“The American lifestyle is fast-paced and productive, but it can be extremely stressful.  If that stress is not addressed, our bodies and minds can suffer,” said Dr. Aaron Michelfelder, professor of Family Medicine at Loyola University Chicago Stritch School of Medicine.

Our bodies need sleep to rejuvenate and if we are uptight and stressed we aren’t able to get the rest we need. This can lead to serious physical and mental health issues, which is why it’s extremely important to wind down, both body and mind, after a stressful day.

According to Michelfelder, one of best ways to unwind and reconnect after a stressful day is by taking a walk. Though any walking is good, walking in the woods or in nature has been proven to be even better at reducing stress and improving your health.

“When we get to nature, our health improves,” Michelfelder said. “Our stress hormones rise all day long in our bloodstream and taking even a few moments while walking to reconnect with our inner thoughts and to check in with our body will lower those damaging stress hormones. Walking with our family or friends is also a great way to lower our blood pressure and make us happier."

Research out of Japan shows that walking in the woods also may play a role in fighting cancer. Plants emit a chemical called phytoncides that protects them from rotting and insects. When people breathe it in, there is an increase in the number of “natural killer” cells , which are part of a person’s immune response to cancer.

“When we walk in a forest or park, our levels of white blood cells increase and it also lowers our pulse rate, blood pressure and level of the stress hormone cortisol,” Michelfelder said.

He also suggests reading, writing, meditating or reflecting to help calm the mind after long day. To help calm the body yoga and breathing exercises also are good.

“If you want to wind down, stay away from electronic screens as they activate the mind.  Electronic devices stimulate brain activity and someone’s post on Facebook or a story on the evening news might cause more stress,” Michelfeder said.

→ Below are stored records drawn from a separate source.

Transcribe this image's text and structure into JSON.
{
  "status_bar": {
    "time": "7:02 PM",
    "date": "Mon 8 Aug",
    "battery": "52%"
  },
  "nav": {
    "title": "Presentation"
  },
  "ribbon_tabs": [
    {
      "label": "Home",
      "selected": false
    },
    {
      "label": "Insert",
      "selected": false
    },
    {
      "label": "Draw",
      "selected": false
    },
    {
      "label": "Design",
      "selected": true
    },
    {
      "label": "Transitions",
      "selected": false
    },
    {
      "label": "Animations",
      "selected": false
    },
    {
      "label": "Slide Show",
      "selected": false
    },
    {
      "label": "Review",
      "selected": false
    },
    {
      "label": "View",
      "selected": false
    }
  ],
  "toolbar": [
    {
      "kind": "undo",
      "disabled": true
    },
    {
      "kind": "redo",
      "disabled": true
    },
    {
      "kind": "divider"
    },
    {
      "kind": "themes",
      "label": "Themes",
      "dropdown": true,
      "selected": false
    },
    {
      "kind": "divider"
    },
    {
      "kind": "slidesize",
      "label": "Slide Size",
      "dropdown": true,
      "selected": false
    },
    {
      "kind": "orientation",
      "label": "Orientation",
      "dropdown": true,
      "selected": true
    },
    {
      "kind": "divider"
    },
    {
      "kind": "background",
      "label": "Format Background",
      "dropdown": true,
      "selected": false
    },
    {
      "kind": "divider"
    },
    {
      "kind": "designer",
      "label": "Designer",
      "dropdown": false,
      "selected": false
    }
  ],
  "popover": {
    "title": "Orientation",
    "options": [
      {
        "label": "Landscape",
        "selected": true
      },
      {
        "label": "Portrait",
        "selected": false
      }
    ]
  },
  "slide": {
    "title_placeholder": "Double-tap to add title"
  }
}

Media:  Please contact Evie Polsley at epolsley@lumc.edu or call (708) 216-5313 or (708) 417-5100 for more information.

Loyola University Health System (LUHS) is a member of Trinity Health. Based in the western suburbs of Chicago, LUHS is a quaternary care system with a 61-acre main medical center campus, the 36-acre Gottlieb Memorial Hospital campus and more than 30 primary and specialty care facilities in Cook, Will and DuPage counties. The medical center campus is conveniently located in Maywood, 13 miles west of the Chicago Loop and 8 miles east of Oak Brook, Ill. The heart of the medical center campus is a 559-licensed-bed hospital that houses a Level 1 Trauma Center, a Burn Center and the Ronald McDonald® Children's Hospital of Loyola University Medical Center. Also on campus are the Cardinal Bernardin Cancer Center, Loyola Outpatient Center, Center for Heart & Vascular Medicine and Loyola Oral Health Center as well as the LUC Stritch School of Medicine, the LUC Marcella Niehoff School of Nursing and the Loyola Center for Fitness. Loyola's Gottlieb campus in Melrose Park includes the 255-licensed-bed community hospital, the Professional Office Building housing 150 private practice clinics, the Adult Day Care, the Gottlieb Center for Fitness, Loyola Center for Metabolic Surgery and Bariatric Care and the Loyola Cancer Care & Research at the Marjorie G. Weinberg Cancer Center at Melrose Park.

Media Relations

Evie Polsley
Media Relations
(708) 216-5313
epolsley@lumc.edu
Anne Dillon
Media Relations
(708) 216-8232
adillon@lumc.edu